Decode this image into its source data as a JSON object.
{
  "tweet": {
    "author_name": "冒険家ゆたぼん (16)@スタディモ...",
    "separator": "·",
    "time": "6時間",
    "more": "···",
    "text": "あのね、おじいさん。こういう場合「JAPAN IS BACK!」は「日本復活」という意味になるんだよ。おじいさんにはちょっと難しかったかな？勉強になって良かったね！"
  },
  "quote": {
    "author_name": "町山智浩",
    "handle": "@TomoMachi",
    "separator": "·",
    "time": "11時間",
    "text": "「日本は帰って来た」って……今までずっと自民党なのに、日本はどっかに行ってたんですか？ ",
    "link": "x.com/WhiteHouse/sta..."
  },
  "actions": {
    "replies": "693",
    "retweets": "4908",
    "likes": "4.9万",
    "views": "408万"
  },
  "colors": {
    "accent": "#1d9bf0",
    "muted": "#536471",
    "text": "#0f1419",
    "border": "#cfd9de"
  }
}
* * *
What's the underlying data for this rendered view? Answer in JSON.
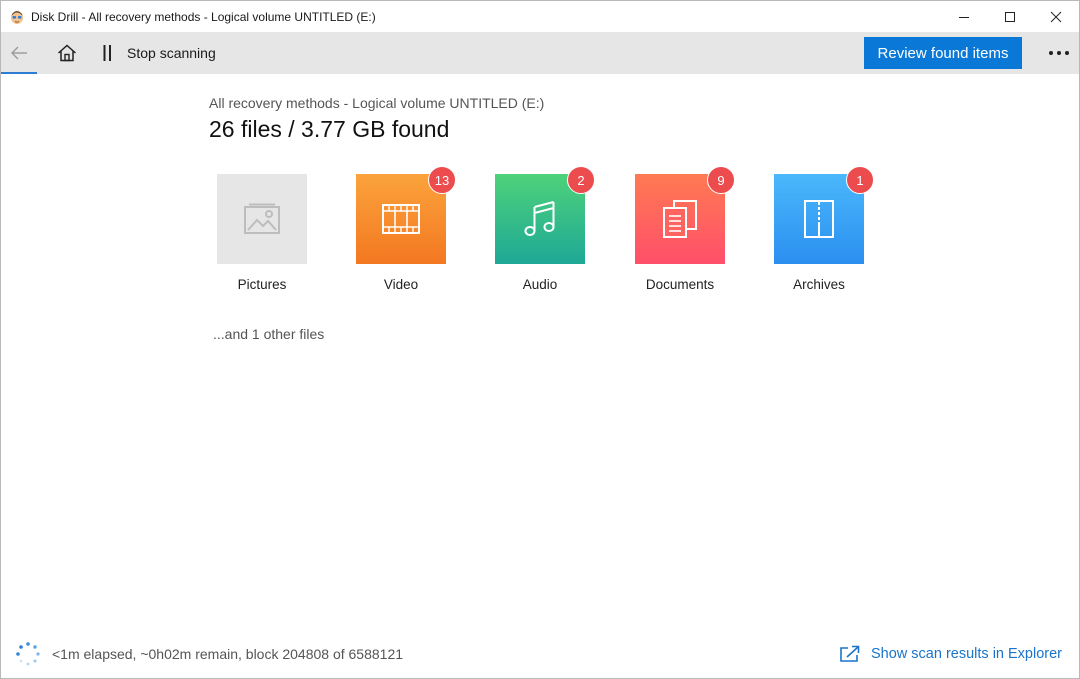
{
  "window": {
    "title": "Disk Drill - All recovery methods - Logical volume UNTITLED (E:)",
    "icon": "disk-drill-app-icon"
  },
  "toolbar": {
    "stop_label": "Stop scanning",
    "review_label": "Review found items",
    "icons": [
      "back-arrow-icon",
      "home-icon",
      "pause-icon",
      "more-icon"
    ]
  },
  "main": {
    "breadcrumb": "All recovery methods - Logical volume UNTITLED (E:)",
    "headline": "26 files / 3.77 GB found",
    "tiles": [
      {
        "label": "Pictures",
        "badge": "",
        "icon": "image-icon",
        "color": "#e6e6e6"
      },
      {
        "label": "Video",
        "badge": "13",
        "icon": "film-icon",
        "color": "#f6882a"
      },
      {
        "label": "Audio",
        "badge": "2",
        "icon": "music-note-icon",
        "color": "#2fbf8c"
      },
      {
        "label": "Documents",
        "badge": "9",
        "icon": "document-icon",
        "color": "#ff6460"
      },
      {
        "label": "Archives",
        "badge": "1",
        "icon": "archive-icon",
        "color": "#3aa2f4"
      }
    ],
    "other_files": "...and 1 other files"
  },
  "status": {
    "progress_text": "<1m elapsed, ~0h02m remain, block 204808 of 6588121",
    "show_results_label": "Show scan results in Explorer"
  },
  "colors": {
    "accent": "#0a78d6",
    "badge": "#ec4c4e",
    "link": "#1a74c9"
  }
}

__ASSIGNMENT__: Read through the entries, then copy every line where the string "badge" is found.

__SOLUTION TO THIS EXERCISE__:
        "badge": "",
        "badge": "13",
        "badge": "2",
        "badge": "9",
        "badge": "1",
    "badge": "#ec4c4e",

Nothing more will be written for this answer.